▶ WHAT THE TASK ASKS
Search the entries below for the word "matches", then copy each line in which it is found.

▶ DATA

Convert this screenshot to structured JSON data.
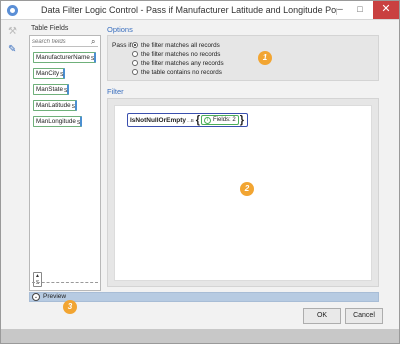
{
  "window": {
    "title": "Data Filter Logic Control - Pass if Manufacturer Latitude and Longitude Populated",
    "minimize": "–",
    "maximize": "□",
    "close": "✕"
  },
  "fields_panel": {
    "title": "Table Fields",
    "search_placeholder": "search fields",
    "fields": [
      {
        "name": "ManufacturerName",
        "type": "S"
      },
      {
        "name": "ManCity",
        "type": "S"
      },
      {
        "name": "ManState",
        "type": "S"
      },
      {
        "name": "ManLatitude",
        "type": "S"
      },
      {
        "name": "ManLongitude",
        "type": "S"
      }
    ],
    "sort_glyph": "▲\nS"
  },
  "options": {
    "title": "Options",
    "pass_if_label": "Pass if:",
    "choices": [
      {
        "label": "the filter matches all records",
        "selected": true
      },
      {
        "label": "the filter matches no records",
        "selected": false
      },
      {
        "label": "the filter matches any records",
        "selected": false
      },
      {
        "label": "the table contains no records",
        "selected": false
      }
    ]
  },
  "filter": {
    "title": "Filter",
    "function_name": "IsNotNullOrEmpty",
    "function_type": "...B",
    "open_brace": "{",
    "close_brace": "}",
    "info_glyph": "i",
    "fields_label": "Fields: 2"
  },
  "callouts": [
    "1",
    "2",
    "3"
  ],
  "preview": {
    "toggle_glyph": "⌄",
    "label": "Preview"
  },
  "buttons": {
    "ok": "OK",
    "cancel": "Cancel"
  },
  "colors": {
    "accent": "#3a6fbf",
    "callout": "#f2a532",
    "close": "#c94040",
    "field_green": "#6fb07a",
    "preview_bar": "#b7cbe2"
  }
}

▶ RESPONSE AREA
        "label": "the filter matches all records",
        "label": "the filter matches no records",
        "label": "the filter matches any records",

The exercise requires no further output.